centimeters are what Le Noir misses the most at the moment. It is the height of his best friend Löffel – a donkey. The stallion was allowed to play with him out at pasture. However, Löffel moved out, “soon we will try whether a pony can replace him”, says Uta Gräf.

I have been writing the column “Kopf & Zahl” (literally: heads & tails) for Reiter Revue international since 2012.  I reveal a little more here – nice as it is to read a short interview, there are so very many additional nice things still to tell! 

Head&Tail: Alizée Froment

French woman on a mission. Foto: A life with horses 

She participates internationally at Grand Prix dressage level and in addition to this leaves show spectators astounded by showing her competition horse with only a simple cord.


Her most well-known YouTube video „Grand Prix dressage Movements with a simple cord“ shows Alizée and her horse Mistral during their very first attempt at using only a simple cord, that was 2014. „You can see it in the video after the first pirouette: me grinning, because I didn’t know whether it would work already.”


stallions are her main actors: Lusitano Mistral and his son Sultan.
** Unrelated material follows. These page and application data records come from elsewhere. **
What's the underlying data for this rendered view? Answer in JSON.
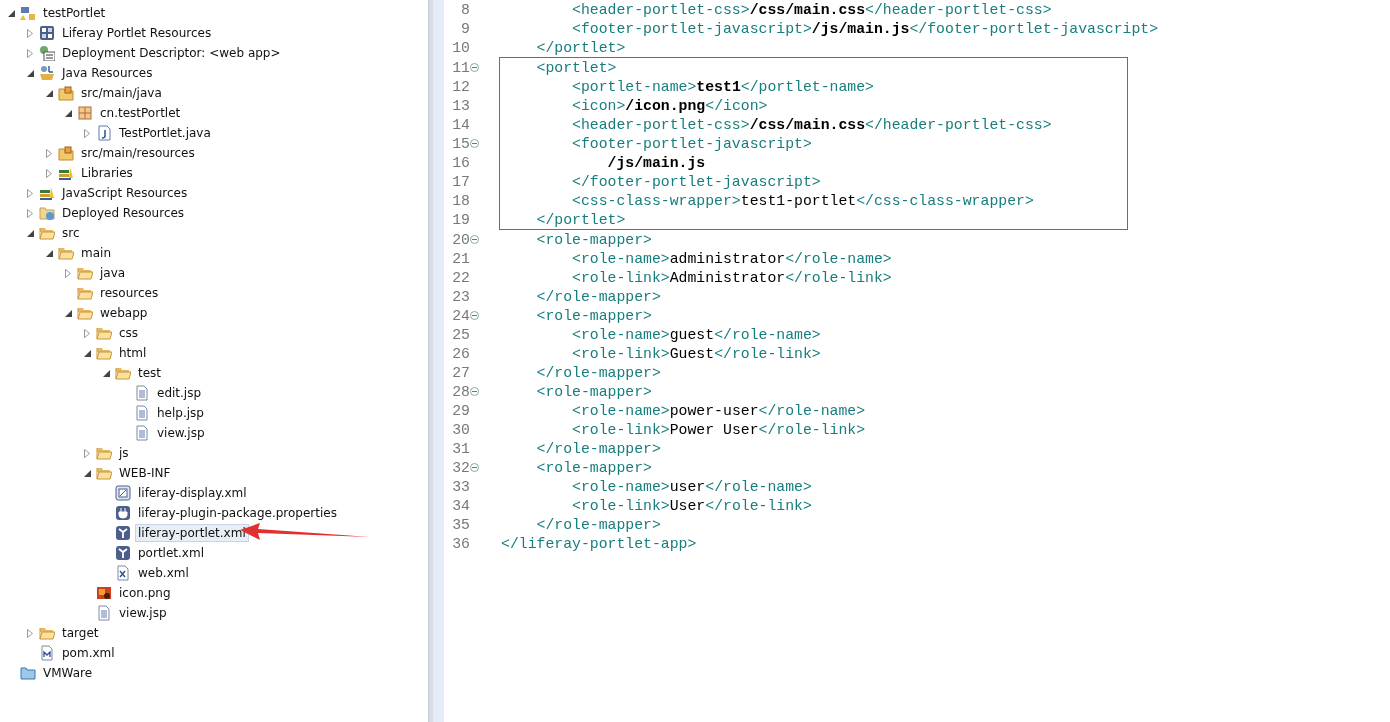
{
  "project_tree": [
    {
      "label": "testPortlet",
      "kind": "project",
      "expanded": true,
      "selected": false,
      "children": [
        {
          "label": "Liferay Portlet Resources",
          "kind": "grid",
          "expanded": false,
          "selected": false
        },
        {
          "label": "Deployment Descriptor: <web app>",
          "kind": "descriptor",
          "expanded": false,
          "selected": false
        },
        {
          "label": "Java Resources",
          "kind": "java-resources",
          "expanded": true,
          "selected": false,
          "children": [
            {
              "label": "src/main/java",
              "kind": "source-folder",
              "expanded": true,
              "selected": false,
              "children": [
                {
                  "label": "cn.testPortlet",
                  "kind": "package",
                  "expanded": true,
                  "selected": false,
                  "children": [
                    {
                      "label": "TestPortlet.java",
                      "kind": "java-file",
                      "expanded": false,
                      "selected": false
                    }
                  ]
                }
              ]
            },
            {
              "label": "src/main/resources",
              "kind": "source-folder",
              "expanded": false,
              "selected": false
            },
            {
              "label": "Libraries",
              "kind": "library",
              "expanded": false,
              "selected": false
            }
          ]
        },
        {
          "label": "JavaScript Resources",
          "kind": "library",
          "expanded": false,
          "selected": false
        },
        {
          "label": "Deployed Resources",
          "kind": "deployed",
          "expanded": false,
          "selected": false
        },
        {
          "label": "src",
          "kind": "folder",
          "expanded": true,
          "selected": false,
          "children": [
            {
              "label": "main",
              "kind": "folder",
              "expanded": true,
              "selected": false,
              "children": [
                {
                  "label": "java",
                  "kind": "folder",
                  "expanded": false,
                  "selected": false
                },
                {
                  "label": "resources",
                  "kind": "folder",
                  "selected": false
                },
                {
                  "label": "webapp",
                  "kind": "folder",
                  "expanded": true,
                  "selected": false,
                  "children": [
                    {
                      "label": "css",
                      "kind": "folder",
                      "expanded": false,
                      "selected": false
                    },
                    {
                      "label": "html",
                      "kind": "folder",
                      "expanded": true,
                      "selected": false,
                      "children": [
                        {
                          "label": "test",
                          "kind": "folder",
                          "expanded": true,
                          "selected": false,
                          "children": [
                            {
                              "label": "edit.jsp",
                              "kind": "text-file",
                              "selected": false
                            },
                            {
                              "label": "help.jsp",
                              "kind": "text-file",
                              "selected": false
                            },
                            {
                              "label": "view.jsp",
                              "kind": "text-file",
                              "selected": false
                            }
                          ]
                        }
                      ]
                    },
                    {
                      "label": "js",
                      "kind": "folder",
                      "expanded": false,
                      "selected": false
                    },
                    {
                      "label": "WEB-INF",
                      "kind": "folder",
                      "expanded": true,
                      "selected": false,
                      "children": [
                        {
                          "label": "liferay-display.xml",
                          "kind": "display-xml",
                          "selected": false
                        },
                        {
                          "label": "liferay-plugin-package.properties",
                          "kind": "plug",
                          "selected": false
                        },
                        {
                          "label": "liferay-portlet.xml",
                          "kind": "portlet-xml",
                          "selected": true,
                          "pointed": true
                        },
                        {
                          "label": "portlet.xml",
                          "kind": "portlet-xml",
                          "selected": false
                        },
                        {
                          "label": "web.xml",
                          "kind": "xml-file",
                          "selected": false
                        }
                      ]
                    },
                    {
                      "label": "icon.png",
                      "kind": "image-file",
                      "selected": false
                    },
                    {
                      "label": "view.jsp",
                      "kind": "text-file",
                      "selected": false
                    }
                  ]
                }
              ]
            }
          ]
        },
        {
          "label": "target",
          "kind": "folder",
          "expanded": false,
          "selected": false
        },
        {
          "label": "pom.xml",
          "kind": "maven-file",
          "selected": false
        }
      ]
    },
    {
      "label": "VMWare",
      "kind": "working-set",
      "selected": false
    }
  ],
  "editor": {
    "lines": [
      {
        "number": "8",
        "foldable": false,
        "boxed": false,
        "segments": [
          {
            "kind": "tag",
            "text": "        <header-portlet-css>"
          },
          {
            "kind": "value",
            "text": "/css/main.css"
          },
          {
            "kind": "tag",
            "text": "</header-portlet-css>"
          }
        ]
      },
      {
        "number": "9",
        "foldable": false,
        "boxed": false,
        "segments": [
          {
            "kind": "tag",
            "text": "        <footer-portlet-javascript>"
          },
          {
            "kind": "value",
            "text": "/js/main.js"
          },
          {
            "kind": "tag",
            "text": "</footer-portlet-javascript>"
          }
        ]
      },
      {
        "number": "10",
        "foldable": false,
        "boxed": false,
        "segments": [
          {
            "kind": "tag",
            "text": "    </portlet>"
          }
        ]
      },
      {
        "number": "11",
        "foldable": true,
        "boxed": true,
        "segments": [
          {
            "kind": "tag",
            "text": "    <portlet>"
          }
        ]
      },
      {
        "number": "12",
        "foldable": false,
        "boxed": true,
        "segments": [
          {
            "kind": "tag",
            "text": "        <portlet-name>"
          },
          {
            "kind": "value",
            "text": "test1"
          },
          {
            "kind": "tag",
            "text": "</portlet-name>"
          }
        ]
      },
      {
        "number": "13",
        "foldable": false,
        "boxed": true,
        "segments": [
          {
            "kind": "tag",
            "text": "        <icon>"
          },
          {
            "kind": "value",
            "text": "/icon.png"
          },
          {
            "kind": "tag",
            "text": "</icon>"
          }
        ]
      },
      {
        "number": "14",
        "foldable": false,
        "boxed": true,
        "segments": [
          {
            "kind": "tag",
            "text": "        <header-portlet-css>"
          },
          {
            "kind": "value",
            "text": "/css/main.css"
          },
          {
            "kind": "tag",
            "text": "</header-portlet-css>"
          }
        ]
      },
      {
        "number": "15",
        "foldable": true,
        "boxed": true,
        "segments": [
          {
            "kind": "tag",
            "text": "        <footer-portlet-javascript>"
          }
        ]
      },
      {
        "number": "16",
        "foldable": false,
        "boxed": true,
        "segments": [
          {
            "kind": "value",
            "text": "            /js/main.js"
          }
        ]
      },
      {
        "number": "17",
        "foldable": false,
        "boxed": true,
        "segments": [
          {
            "kind": "tag",
            "text": "        </footer-portlet-javascript>"
          }
        ]
      },
      {
        "number": "18",
        "foldable": false,
        "boxed": true,
        "segments": [
          {
            "kind": "tag",
            "text": "        <css-class-wrapper>"
          },
          {
            "kind": "text",
            "text": "test1-portlet"
          },
          {
            "kind": "tag",
            "text": "</css-class-wrapper>"
          }
        ]
      },
      {
        "number": "19",
        "foldable": false,
        "boxed": true,
        "segments": [
          {
            "kind": "tag",
            "text": "    </portlet>"
          }
        ]
      },
      {
        "number": "20",
        "foldable": true,
        "boxed": false,
        "segments": [
          {
            "kind": "tag",
            "text": "    <role-mapper>"
          }
        ]
      },
      {
        "number": "21",
        "foldable": false,
        "boxed": false,
        "segments": [
          {
            "kind": "tag",
            "text": "        <role-name>"
          },
          {
            "kind": "text",
            "text": "administrator"
          },
          {
            "kind": "tag",
            "text": "</role-name>"
          }
        ]
      },
      {
        "number": "22",
        "foldable": false,
        "boxed": false,
        "segments": [
          {
            "kind": "tag",
            "text": "        <role-link>"
          },
          {
            "kind": "text",
            "text": "Administrator"
          },
          {
            "kind": "tag",
            "text": "</role-link>"
          }
        ]
      },
      {
        "number": "23",
        "foldable": false,
        "boxed": false,
        "segments": [
          {
            "kind": "tag",
            "text": "    </role-mapper>"
          }
        ]
      },
      {
        "number": "24",
        "foldable": true,
        "boxed": false,
        "segments": [
          {
            "kind": "tag",
            "text": "    <role-mapper>"
          }
        ]
      },
      {
        "number": "25",
        "foldable": false,
        "boxed": false,
        "segments": [
          {
            "kind": "tag",
            "text": "        <role-name>"
          },
          {
            "kind": "text",
            "text": "guest"
          },
          {
            "kind": "tag",
            "text": "</role-name>"
          }
        ]
      },
      {
        "number": "26",
        "foldable": false,
        "boxed": false,
        "segments": [
          {
            "kind": "tag",
            "text": "        <role-link>"
          },
          {
            "kind": "text",
            "text": "Guest"
          },
          {
            "kind": "tag",
            "text": "</role-link>"
          }
        ]
      },
      {
        "number": "27",
        "foldable": false,
        "boxed": false,
        "segments": [
          {
            "kind": "tag",
            "text": "    </role-mapper>"
          }
        ]
      },
      {
        "number": "28",
        "foldable": true,
        "boxed": false,
        "segments": [
          {
            "kind": "tag",
            "text": "    <role-mapper>"
          }
        ]
      },
      {
        "number": "29",
        "foldable": false,
        "boxed": false,
        "segments": [
          {
            "kind": "tag",
            "text": "        <role-name>"
          },
          {
            "kind": "text",
            "text": "power-user"
          },
          {
            "kind": "tag",
            "text": "</role-name>"
          }
        ]
      },
      {
        "number": "30",
        "foldable": false,
        "boxed": false,
        "segments": [
          {
            "kind": "tag",
            "text": "        <role-link>"
          },
          {
            "kind": "text",
            "text": "Power User"
          },
          {
            "kind": "tag",
            "text": "</role-link>"
          }
        ]
      },
      {
        "number": "31",
        "foldable": false,
        "boxed": false,
        "segments": [
          {
            "kind": "tag",
            "text": "    </role-mapper>"
          }
        ]
      },
      {
        "number": "32",
        "foldable": true,
        "boxed": false,
        "segments": [
          {
            "kind": "tag",
            "text": "    <role-mapper>"
          }
        ]
      },
      {
        "number": "33",
        "foldable": false,
        "boxed": false,
        "segments": [
          {
            "kind": "tag",
            "text": "        <role-name>"
          },
          {
            "kind": "text",
            "text": "user"
          },
          {
            "kind": "tag",
            "text": "</role-name>"
          }
        ]
      },
      {
        "number": "34",
        "foldable": false,
        "boxed": false,
        "segments": [
          {
            "kind": "tag",
            "text": "        <role-link>"
          },
          {
            "kind": "text",
            "text": "User"
          },
          {
            "kind": "tag",
            "text": "</role-link>"
          }
        ]
      },
      {
        "number": "35",
        "foldable": false,
        "boxed": false,
        "segments": [
          {
            "kind": "tag",
            "text": "    </role-mapper>"
          }
        ]
      },
      {
        "number": "36",
        "foldable": false,
        "boxed": false,
        "segments": [
          {
            "kind": "tag",
            "text": "</liferay-portlet-app>"
          }
        ]
      }
    ]
  }
}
years is the time she spent riding internationally at Grand Prix level, “and then I thought about what else I could do.” No bit, no saddle – she had tried all that already. So: bye-bye to the remaining head piece.


At the European Championships 2013 in Arezzo Alizée Froment lead the French pony team to their best result so far: they took fifth place. „My pony riders are wonderful, they are a real team, they are happy about their rides and share the excitement with the others.“
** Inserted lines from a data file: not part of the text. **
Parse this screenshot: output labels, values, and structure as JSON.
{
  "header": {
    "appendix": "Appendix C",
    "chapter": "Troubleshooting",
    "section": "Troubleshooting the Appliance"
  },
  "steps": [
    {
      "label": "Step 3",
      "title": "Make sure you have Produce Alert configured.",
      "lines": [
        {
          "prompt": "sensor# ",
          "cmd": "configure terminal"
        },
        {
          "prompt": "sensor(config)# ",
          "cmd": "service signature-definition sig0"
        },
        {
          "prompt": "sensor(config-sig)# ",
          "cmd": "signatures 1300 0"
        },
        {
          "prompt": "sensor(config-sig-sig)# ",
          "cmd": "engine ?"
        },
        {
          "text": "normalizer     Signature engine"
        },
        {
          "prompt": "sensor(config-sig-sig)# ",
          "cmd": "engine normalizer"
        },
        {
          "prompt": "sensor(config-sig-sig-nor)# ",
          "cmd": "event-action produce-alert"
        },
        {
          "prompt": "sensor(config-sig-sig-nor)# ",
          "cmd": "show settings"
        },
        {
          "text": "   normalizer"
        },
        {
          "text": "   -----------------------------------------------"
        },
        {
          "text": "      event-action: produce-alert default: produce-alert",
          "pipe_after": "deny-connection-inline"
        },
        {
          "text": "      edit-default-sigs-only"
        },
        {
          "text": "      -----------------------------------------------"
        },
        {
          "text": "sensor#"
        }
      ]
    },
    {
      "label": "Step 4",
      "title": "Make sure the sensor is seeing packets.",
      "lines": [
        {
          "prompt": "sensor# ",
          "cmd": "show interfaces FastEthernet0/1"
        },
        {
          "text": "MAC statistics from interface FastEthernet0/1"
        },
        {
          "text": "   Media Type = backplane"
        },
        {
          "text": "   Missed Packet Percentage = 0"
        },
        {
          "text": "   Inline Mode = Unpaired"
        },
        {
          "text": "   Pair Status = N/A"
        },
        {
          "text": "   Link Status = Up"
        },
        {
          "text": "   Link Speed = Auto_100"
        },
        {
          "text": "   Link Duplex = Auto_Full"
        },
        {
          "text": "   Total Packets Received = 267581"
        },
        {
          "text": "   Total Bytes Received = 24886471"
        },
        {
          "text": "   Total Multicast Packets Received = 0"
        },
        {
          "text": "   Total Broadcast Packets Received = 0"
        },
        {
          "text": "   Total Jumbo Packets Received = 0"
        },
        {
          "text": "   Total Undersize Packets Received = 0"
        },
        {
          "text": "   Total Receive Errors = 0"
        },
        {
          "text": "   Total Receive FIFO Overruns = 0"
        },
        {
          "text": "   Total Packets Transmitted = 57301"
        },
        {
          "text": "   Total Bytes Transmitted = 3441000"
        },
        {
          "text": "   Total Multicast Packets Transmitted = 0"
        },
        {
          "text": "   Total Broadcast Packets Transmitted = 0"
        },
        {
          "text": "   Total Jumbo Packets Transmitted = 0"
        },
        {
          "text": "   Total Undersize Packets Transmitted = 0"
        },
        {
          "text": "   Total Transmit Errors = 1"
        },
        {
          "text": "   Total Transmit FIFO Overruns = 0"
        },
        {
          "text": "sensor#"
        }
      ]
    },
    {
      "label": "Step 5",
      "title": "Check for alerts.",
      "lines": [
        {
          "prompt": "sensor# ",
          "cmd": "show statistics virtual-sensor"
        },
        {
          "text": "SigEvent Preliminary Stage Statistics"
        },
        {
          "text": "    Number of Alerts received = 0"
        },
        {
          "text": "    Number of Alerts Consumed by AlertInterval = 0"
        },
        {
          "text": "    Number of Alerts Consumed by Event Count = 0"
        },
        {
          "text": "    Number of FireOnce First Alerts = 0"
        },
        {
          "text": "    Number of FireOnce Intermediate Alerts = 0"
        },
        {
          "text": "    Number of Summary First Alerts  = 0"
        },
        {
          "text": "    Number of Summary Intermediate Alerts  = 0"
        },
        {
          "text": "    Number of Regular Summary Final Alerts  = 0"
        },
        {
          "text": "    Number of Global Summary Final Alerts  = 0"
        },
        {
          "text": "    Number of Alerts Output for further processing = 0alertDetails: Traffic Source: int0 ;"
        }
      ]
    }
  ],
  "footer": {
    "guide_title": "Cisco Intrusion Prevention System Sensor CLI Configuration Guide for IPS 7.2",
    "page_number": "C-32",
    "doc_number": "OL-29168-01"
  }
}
months she traveled with her mother through India when she was a child and she spent another 6 months on the Virgin Islands.


years was the age when she switched from jumping to dressage.


hours per week is the time she spends in all kinds of countries to teach: Moscow, Lausanne, Malmö, Chicago, for example.


she presented Di Magic at the World Championships of Young Horses in Verden vor and won the second qualification. Di Magic took fifth place overall.

Photo: Marianne Schwöbel

Photo: Marianne Schwöbel

Boing! My heart almost leaps out of my chest

First tournament at the barn. In the evening someone asks me on the phone: “And did the child have fun?”

Well, as for me – I had great fun!!!

Oh, yeah, the child – hold on. I think so. A few years back, whenever I looked after the horse and the child was with me, the procedure was as follows:

+++“When can I ride?“+++“It’s been your turn for soooo long, Mom!” +++“Is it my turn already?“+++“It’s so booooring!“+++“So when is it my turn?”

(Above questions in an infinite loop)

OK, let’s finish up Prinz/Onkel/Mäxchen.

(20,30 minutes of walking, cleaning, discussing saddle pad colors)

„Now up you hop!“

(20, 30 SECONDS later)

„Mom, I’m done!“


No, I will not turn into a soccer mom. No, she doesn’t want to and that’s it. No problem, I am totally relaxed about this. (Hello – now I do have a girl and she doesn’t want to ride???)

Now we have this scenario:

„Can’t Fee be my horse?“ (disapproval.)

„But the next foal is mine, right?“ (disapproval.)

„I want to braid these all by myself“ (sure.)

„Can I do the rising trot again?“ (wait a second.)

„When do I get my own pony?“

(I am super-stoked about it, but I quickly set up a catalogue of conditions that can only be met within the next two years, something along the lines of “Always remember to clean out the rabbit cage without a reminder”).

And then, oh the delight:

„You know, maybe I’d rather have a big horse instead. Because then I could keep it forever, even when I grow bigger.” (That’s MY girl!)



This is OVER now. (Yeah, yeah, yippie yeah!)